__WHAT TO DO__
Task for the records below: count the lines that contain the word "通知公告" and give only that number.
----- INFORMATION GIVEN -----
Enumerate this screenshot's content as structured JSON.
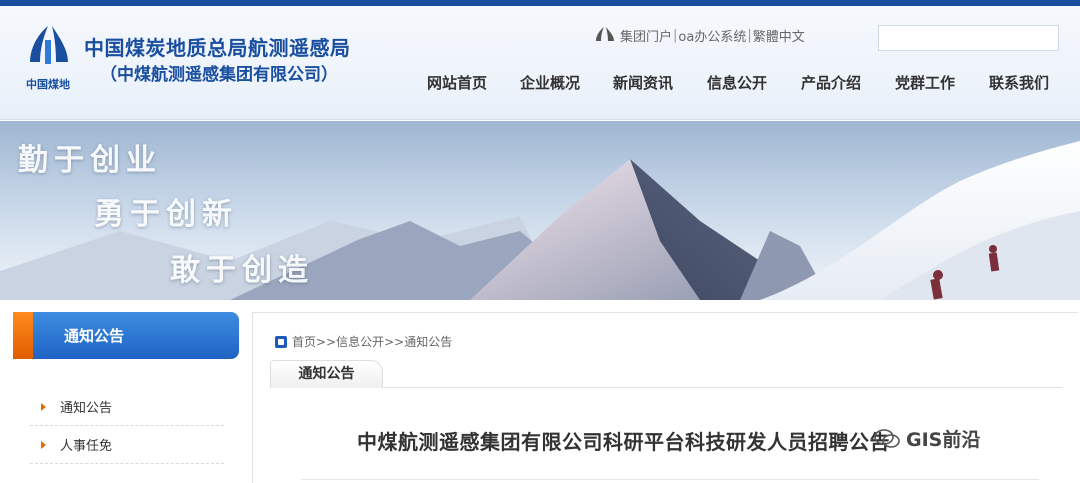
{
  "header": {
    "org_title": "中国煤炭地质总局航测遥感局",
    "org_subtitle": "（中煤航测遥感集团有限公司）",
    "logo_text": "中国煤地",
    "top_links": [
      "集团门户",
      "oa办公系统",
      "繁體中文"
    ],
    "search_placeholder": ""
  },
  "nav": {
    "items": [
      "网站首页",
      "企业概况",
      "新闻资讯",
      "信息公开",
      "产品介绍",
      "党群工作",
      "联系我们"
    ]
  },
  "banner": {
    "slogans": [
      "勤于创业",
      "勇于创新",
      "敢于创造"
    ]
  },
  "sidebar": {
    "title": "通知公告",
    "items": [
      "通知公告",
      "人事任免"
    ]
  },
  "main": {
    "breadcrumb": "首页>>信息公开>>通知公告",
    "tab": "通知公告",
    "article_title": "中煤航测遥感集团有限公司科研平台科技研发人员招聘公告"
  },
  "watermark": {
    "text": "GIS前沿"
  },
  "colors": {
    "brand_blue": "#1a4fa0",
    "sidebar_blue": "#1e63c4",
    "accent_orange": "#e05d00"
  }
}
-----
__ANSWER SPACE__
4